==== Given information ====

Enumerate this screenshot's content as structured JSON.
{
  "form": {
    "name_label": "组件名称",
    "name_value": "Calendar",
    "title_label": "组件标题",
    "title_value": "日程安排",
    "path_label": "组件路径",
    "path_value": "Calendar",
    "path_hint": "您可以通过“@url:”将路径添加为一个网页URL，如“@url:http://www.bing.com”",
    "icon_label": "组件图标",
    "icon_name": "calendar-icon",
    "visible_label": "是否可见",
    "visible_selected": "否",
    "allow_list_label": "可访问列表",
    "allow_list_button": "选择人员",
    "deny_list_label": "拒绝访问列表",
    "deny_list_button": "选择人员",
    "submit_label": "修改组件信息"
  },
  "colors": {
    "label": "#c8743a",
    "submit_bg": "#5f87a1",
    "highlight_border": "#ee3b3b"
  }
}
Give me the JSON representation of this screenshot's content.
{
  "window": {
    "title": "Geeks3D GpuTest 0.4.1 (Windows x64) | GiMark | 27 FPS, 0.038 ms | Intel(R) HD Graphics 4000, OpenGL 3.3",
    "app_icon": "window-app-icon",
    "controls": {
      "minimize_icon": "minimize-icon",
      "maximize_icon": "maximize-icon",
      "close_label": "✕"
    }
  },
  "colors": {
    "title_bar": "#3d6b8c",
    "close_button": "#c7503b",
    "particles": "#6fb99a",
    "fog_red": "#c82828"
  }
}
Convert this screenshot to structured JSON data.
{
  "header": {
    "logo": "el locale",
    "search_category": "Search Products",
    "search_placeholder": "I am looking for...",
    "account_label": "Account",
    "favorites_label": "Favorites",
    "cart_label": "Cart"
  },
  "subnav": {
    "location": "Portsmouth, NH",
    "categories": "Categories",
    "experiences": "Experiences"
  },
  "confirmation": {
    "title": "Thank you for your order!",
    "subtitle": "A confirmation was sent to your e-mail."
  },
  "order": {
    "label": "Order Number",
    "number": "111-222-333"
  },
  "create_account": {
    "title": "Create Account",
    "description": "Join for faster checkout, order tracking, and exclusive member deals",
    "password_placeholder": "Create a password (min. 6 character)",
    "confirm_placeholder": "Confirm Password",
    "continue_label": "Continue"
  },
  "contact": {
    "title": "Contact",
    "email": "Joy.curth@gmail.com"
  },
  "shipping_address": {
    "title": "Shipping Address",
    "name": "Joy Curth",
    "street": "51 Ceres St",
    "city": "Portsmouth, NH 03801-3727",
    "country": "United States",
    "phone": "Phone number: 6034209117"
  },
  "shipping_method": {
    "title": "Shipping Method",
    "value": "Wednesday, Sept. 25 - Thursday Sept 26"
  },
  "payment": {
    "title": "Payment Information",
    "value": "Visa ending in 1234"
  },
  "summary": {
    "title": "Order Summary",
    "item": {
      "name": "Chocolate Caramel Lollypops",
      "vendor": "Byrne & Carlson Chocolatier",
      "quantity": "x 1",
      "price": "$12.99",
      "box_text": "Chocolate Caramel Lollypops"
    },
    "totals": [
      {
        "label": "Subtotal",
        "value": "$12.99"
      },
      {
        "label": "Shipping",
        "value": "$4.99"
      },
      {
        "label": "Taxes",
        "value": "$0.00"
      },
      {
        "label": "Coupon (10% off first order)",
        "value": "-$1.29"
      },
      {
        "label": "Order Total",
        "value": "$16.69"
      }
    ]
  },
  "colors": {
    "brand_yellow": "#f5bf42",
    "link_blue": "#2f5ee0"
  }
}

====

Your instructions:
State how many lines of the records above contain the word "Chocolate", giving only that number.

Finished task:
2